That briefcase-sized box on the wall contains a PAD. It's there for anyone to use on someone in cardiac arrest.
Simple to use
They are simple and safe. The machine gives clear spoken instructions. You don't need training to use one.
Once in position, the defibrillator detects the heart's rhythm. It won't deliver a shock unless one is needed.
Every second counts
After a cardiac arrest, every minute without CPR (cardiopulmonary resuscitation) and defibrillation reduces someone's chance of survival by 10 per cent.
When you call 999, the operator can tell you if there's a public access defibrillator nearby. Don't delay or interrupt chest compressions to get it, send someone else.
If you've installed a defibrillator in your community or workplace, check that your ambulance trust knows about it. That way, 999 operators can quickly identify a nearby device in future emergencies.
How to use a defibrillator
Defibrillators are very easy to use. Although they don’t all look the same, they all function in broadly the same way.
If you come across someone who is not breathing or breathing erratically, the most important thing is to call 999 and start CPR. If you're on your own, don't interrupt the CPR to go and get a defibrillator. When you can, send someone else to find one. Once the defibrillator is open, all you have to do is follow the spoken instructions.
There’s lots more information about obtaining and using defibrillators in the Guide to Defibrillators we produced in conjunction with the Resuscitation Council UK.

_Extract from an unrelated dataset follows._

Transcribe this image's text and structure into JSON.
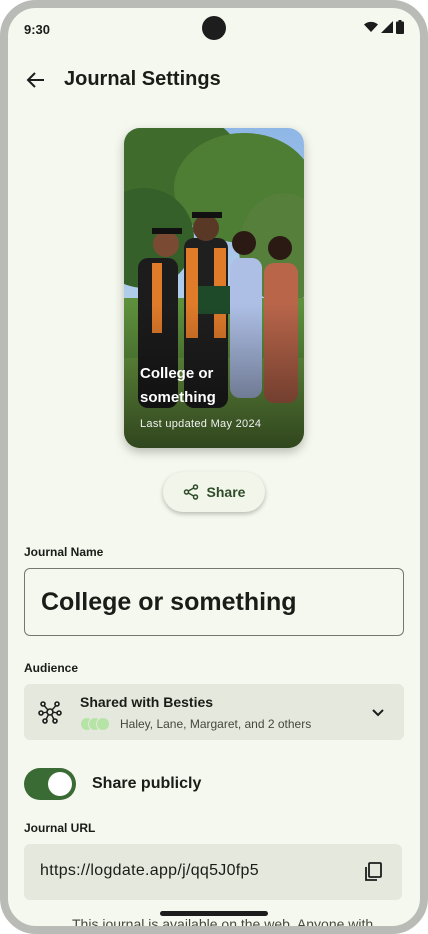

Funding for defibrillators
Find out if you could apply for a defibrillator through one of our funding programmes.